Exercise: What is needed here is an exact copy of all the records below.

Information:
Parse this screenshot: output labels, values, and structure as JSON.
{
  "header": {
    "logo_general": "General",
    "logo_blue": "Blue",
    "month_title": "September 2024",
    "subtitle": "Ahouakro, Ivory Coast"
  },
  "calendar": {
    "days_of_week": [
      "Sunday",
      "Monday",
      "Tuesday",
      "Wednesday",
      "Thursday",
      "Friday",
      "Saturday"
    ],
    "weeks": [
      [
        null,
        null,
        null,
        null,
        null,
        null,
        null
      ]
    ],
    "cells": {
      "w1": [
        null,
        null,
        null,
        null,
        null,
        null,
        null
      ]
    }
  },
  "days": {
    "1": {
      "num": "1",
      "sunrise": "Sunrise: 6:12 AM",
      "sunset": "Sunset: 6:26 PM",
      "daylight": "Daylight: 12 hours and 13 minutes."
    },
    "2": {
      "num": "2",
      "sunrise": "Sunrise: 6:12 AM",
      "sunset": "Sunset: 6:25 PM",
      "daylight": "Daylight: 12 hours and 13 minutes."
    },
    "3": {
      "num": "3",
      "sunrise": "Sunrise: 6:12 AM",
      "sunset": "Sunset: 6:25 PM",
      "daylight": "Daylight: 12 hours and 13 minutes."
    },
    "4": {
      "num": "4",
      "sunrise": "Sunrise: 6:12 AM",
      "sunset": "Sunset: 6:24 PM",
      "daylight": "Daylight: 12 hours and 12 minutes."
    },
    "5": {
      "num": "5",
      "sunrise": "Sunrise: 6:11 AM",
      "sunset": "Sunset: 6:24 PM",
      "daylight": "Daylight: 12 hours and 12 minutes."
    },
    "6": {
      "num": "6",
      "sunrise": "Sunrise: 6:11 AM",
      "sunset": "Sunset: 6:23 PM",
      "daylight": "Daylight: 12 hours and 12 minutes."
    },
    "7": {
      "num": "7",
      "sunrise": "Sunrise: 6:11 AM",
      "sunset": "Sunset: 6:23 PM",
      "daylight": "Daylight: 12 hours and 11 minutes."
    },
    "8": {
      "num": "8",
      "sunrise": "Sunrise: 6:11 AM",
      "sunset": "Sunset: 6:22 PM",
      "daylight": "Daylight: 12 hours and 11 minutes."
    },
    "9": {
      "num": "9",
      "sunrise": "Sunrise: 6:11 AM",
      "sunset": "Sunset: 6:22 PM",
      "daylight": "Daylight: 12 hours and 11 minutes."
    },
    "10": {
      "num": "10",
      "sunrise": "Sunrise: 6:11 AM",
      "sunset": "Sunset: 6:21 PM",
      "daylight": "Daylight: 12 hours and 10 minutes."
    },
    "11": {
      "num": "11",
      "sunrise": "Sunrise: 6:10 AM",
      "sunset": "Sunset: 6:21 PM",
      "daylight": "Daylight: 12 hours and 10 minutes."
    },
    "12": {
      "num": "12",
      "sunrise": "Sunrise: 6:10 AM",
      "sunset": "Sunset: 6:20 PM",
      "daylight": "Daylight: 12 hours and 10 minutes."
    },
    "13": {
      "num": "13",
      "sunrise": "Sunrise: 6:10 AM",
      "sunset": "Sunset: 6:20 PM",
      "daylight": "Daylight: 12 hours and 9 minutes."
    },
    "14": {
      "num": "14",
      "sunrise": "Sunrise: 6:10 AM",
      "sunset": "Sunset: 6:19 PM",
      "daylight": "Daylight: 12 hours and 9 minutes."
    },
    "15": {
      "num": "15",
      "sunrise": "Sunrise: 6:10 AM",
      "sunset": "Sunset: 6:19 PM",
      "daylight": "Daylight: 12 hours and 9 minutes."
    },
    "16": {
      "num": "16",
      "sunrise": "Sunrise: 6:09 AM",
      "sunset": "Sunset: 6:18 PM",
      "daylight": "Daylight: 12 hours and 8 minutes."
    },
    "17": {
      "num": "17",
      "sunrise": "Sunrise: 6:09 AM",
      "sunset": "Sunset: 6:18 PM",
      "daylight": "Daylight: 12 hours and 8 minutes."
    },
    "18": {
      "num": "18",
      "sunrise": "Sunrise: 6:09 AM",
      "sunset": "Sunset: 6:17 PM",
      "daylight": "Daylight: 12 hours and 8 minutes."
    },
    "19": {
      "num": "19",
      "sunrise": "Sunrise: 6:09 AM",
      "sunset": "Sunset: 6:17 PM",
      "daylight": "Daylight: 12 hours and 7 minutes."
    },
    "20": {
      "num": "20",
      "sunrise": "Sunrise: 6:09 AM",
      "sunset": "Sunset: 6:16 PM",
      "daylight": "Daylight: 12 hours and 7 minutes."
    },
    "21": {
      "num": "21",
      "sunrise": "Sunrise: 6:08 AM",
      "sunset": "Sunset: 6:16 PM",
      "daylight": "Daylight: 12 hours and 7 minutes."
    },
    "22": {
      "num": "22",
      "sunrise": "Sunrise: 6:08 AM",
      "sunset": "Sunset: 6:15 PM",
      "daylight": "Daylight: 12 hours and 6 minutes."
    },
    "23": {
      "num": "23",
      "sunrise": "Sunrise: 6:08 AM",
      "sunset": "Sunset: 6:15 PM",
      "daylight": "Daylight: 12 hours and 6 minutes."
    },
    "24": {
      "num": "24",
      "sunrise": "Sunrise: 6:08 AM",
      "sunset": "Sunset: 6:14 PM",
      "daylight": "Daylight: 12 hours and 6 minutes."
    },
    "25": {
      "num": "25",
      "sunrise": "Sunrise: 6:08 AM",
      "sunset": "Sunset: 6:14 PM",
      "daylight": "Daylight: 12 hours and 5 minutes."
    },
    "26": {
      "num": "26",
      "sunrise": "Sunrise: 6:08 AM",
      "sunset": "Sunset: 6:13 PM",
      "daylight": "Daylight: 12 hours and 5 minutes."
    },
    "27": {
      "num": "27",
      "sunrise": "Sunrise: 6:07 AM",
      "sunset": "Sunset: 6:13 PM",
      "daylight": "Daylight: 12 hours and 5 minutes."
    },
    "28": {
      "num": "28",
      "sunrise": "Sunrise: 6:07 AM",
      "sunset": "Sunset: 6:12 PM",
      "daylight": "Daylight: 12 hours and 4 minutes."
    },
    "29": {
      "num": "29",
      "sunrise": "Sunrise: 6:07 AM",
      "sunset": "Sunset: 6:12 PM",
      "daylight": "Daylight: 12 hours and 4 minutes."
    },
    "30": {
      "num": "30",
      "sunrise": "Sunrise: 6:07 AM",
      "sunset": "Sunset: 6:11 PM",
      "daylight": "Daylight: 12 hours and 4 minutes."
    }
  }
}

Result of this exercise:
Parse this screenshot: output labels, values, and structure as JSON.
{
  "header": {
    "logo_general": "General",
    "logo_blue": "Blue",
    "month_title": "September 2024",
    "subtitle": "Ahouakro, Ivory Coast"
  },
  "calendar": {
    "days_of_week": [
      "Sunday",
      "Monday",
      "Tuesday",
      "Wednesday",
      "Thursday",
      "Friday",
      "Saturday"
    ],
    "weeks": [
      [
        null,
        null,
        null,
        null,
        null,
        null,
        null
      ]
    ],
    "cells": {
      "w1": [
        null,
        null,
        null,
        null,
        null,
        null,
        null
      ]
    }
  },
  "days": {
    "1": {
      "num": "1",
      "sunrise": "Sunrise: 6:12 AM",
      "sunset": "Sunset: 6:26 PM",
      "daylight": "Daylight: 12 hours and 13 minutes."
    },
    "2": {
      "num": "2",
      "sunrise": "Sunrise: 6:12 AM",
      "sunset": "Sunset: 6:25 PM",
      "daylight": "Daylight: 12 hours and 13 minutes."
    },
    "3": {
      "num": "3",
      "sunrise": "Sunrise: 6:12 AM",
      "sunset": "Sunset: 6:25 PM",
      "daylight": "Daylight: 12 hours and 13 minutes."
    },
    "4": {
      "num": "4",
      "sunrise": "Sunrise: 6:12 AM",
      "sunset": "Sunset: 6:24 PM",
      "daylight": "Daylight: 12 hours and 12 minutes."
    },
    "5": {
      "num": "5",
      "sunrise": "Sunrise: 6:11 AM",
      "sunset": "Sunset: 6:24 PM",
      "daylight": "Daylight: 12 hours and 12 minutes."
    },
    "6": {
      "num": "6",
      "sunrise": "Sunrise: 6:11 AM",
      "sunset": "Sunset: 6:23 PM",
      "daylight": "Daylight: 12 hours and 12 minutes."
    },
    "7": {
      "num": "7",
      "sunrise": "Sunrise: 6:11 AM",
      "sunset": "Sunset: 6:23 PM",
      "daylight": "Daylight: 12 hours and 11 minutes."
    },
    "8": {
      "num": "8",
      "sunrise": "Sunrise: 6:11 AM",
      "sunset": "Sunset: 6:22 PM",
      "daylight": "Daylight: 12 hours and 11 minutes."
    },
    "9": {
      "num": "9",
      "sunrise": "Sunrise: 6:11 AM",
      "sunset": "Sunset: 6:22 PM",
      "daylight": "Daylight: 12 hours and 11 minutes."
    },
    "10": {
      "num": "10",
      "sunrise": "Sunrise: 6:11 AM",
      "sunset": "Sunset: 6:21 PM",
      "daylight": "Daylight: 12 hours and 10 minutes."
    },
    "11": {
      "num": "11",
      "sunrise": "Sunrise: 6:10 AM",
      "sunset": "Sunset: 6:21 PM",
      "daylight": "Daylight: 12 hours and 10 minutes."
    },
    "12": {
      "num": "12",
      "sunrise": "Sunrise: 6:10 AM",
      "sunset": "Sunset: 6:20 PM",
      "daylight": "Daylight: 12 hours and 10 minutes."
    },
    "13": {
      "num": "13",
      "sunrise": "Sunrise: 6:10 AM",
      "sunset": "Sunset: 6:20 PM",
      "daylight": "Daylight: 12 hours and 9 minutes."
    },
    "14": {
      "num": "14",
      "sunrise": "Sunrise: 6:10 AM",
      "sunset": "Sunset: 6:19 PM",
      "daylight": "Daylight: 12 hours and 9 minutes."
    },
    "15": {
      "num": "15",
      "sunrise": "Sunrise: 6:10 AM",
      "sunset": "Sunset: 6:19 PM",
      "daylight": "Daylight: 12 hours and 9 minutes."
    },
    "16": {
      "num": "16",
      "sunrise": "Sunrise: 6:09 AM",
      "sunset": "Sunset: 6:18 PM",
      "daylight": "Daylight: 12 hours and 8 minutes."
    },
    "17": {
      "num": "17",
      "sunrise": "Sunrise: 6:09 AM",
      "sunset": "Sunset: 6:18 PM",
      "daylight": "Daylight: 12 hours and 8 minutes."
    },
    "18": {
      "num": "18",
      "sunrise": "Sunrise: 6:09 AM",
      "sunset": "Sunset: 6:17 PM",
      "daylight": "Daylight: 12 hours and 8 minutes."
    },
    "19": {
      "num": "19",
      "sunrise": "Sunrise: 6:09 AM",
      "sunset": "Sunset: 6:17 PM",
      "daylight": "Daylight: 12 hours and 7 minutes."
    },
    "20": {
      "num": "20",
      "sunrise": "Sunrise: 6:09 AM",
      "sunset": "Sunset: 6:16 PM",
      "daylight": "Daylight: 12 hours and 7 minutes."
    },
    "21": {
      "num": "21",
      "sunrise": "Sunrise: 6:08 AM",
      "sunset": "Sunset: 6:16 PM",
      "daylight": "Daylight: 12 hours and 7 minutes."
    },
    "22": {
      "num": "22",
      "sunrise": "Sunrise: 6:08 AM",
      "sunset": "Sunset: 6:15 PM",
      "daylight": "Daylight: 12 hours and 6 minutes."
    },
    "23": {
      "num": "23",
      "sunrise": "Sunrise: 6:08 AM",
      "sunset": "Sunset: 6:15 PM",
      "daylight": "Daylight: 12 hours and 6 minutes."
    },
    "24": {
      "num": "24",
      "sunrise": "Sunrise: 6:08 AM",
      "sunset": "Sunset: 6:14 PM",
      "daylight": "Daylight: 12 hours and 6 minutes."
    },
    "25": {
      "num": "25",
      "sunrise": "Sunrise: 6:08 AM",
      "sunset": "Sunset: 6:14 PM",
      "daylight": "Daylight: 12 hours and 5 minutes."
    },
    "26": {
      "num": "26",
      "sunrise": "Sunrise: 6:08 AM",
      "sunset": "Sunset: 6:13 PM",
      "daylight": "Daylight: 12 hours and 5 minutes."
    },
    "27": {
      "num": "27",
      "sunrise": "Sunrise: 6:07 AM",
      "sunset": "Sunset: 6:13 PM",
      "daylight": "Daylight: 12 hours and 5 minutes."
    },
    "28": {
      "num": "28",
      "sunrise": "Sunrise: 6:07 AM",
      "sunset": "Sunset: 6:12 PM",
      "daylight": "Daylight: 12 hours and 4 minutes."
    },
    "29": {
      "num": "29",
      "sunrise": "Sunrise: 6:07 AM",
      "sunset": "Sunset: 6:12 PM",
      "daylight": "Daylight: 12 hours and 4 minutes."
    },
    "30": {
      "num": "30",
      "sunrise": "Sunrise: 6:07 AM",
      "sunset": "Sunset: 6:11 PM",
      "daylight": "Daylight: 12 hours and 4 minutes."
    }
  }
}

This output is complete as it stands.